Exercise material.
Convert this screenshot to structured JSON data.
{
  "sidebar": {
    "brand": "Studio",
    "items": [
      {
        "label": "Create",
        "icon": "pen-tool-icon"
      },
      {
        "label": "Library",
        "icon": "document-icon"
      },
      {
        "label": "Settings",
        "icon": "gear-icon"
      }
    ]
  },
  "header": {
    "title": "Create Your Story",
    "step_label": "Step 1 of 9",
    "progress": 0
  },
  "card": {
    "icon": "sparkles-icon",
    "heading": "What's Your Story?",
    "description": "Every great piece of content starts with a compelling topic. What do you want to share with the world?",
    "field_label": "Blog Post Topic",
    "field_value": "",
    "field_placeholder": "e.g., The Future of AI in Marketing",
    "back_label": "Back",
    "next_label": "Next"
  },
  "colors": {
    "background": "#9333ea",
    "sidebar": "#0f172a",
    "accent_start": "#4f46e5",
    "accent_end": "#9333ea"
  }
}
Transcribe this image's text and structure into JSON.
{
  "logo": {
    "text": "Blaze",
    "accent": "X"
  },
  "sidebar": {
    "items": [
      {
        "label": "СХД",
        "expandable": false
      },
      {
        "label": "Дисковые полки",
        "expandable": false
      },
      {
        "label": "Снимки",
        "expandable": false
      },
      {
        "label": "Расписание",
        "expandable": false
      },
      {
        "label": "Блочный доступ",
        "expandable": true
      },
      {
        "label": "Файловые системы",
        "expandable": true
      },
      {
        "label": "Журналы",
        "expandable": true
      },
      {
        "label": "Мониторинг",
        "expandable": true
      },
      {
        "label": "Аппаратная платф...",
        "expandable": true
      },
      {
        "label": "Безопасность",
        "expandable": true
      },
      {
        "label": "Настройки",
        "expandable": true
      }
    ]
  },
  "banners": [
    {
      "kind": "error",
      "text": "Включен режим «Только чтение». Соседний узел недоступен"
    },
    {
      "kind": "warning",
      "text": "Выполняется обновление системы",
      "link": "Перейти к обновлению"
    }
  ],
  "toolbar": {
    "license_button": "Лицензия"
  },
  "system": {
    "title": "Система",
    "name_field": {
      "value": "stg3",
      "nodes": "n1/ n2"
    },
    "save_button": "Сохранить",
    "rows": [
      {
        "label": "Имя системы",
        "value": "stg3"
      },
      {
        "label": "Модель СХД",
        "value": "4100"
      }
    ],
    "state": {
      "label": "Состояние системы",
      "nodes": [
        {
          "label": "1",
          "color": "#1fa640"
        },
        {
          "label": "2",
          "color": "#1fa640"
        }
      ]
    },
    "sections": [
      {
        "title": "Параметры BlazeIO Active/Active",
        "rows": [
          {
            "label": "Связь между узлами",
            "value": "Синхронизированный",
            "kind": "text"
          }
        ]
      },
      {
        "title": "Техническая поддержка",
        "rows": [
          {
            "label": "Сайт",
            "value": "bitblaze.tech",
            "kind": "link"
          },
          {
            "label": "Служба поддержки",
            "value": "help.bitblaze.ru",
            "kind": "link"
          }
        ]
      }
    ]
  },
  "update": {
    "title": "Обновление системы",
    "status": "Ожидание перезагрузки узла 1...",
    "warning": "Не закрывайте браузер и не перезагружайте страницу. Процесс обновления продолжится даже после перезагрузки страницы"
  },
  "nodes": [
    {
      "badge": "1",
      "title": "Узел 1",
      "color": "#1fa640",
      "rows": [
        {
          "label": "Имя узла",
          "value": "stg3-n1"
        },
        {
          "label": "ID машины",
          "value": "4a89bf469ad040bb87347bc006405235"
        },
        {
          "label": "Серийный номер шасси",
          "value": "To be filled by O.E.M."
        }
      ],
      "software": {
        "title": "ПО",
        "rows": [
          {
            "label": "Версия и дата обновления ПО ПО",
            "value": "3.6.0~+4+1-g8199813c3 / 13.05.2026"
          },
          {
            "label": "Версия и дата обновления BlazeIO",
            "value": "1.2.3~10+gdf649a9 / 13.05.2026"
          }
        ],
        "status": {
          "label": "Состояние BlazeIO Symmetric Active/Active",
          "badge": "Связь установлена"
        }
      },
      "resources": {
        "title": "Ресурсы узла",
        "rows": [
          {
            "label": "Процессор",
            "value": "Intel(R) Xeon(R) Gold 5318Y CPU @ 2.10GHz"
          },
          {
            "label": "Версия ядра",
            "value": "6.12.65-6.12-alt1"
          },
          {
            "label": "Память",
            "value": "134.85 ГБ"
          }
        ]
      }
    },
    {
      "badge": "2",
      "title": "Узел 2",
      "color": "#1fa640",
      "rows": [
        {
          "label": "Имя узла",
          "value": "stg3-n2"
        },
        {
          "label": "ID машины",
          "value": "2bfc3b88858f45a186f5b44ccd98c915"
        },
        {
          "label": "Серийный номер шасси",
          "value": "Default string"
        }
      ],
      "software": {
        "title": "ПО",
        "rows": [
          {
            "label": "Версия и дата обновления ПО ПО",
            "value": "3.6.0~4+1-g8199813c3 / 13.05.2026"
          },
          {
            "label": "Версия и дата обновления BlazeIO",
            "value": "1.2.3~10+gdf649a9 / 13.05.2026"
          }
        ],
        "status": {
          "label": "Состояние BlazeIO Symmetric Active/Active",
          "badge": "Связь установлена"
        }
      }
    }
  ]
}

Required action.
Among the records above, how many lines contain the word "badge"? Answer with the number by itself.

Answer to this task.
4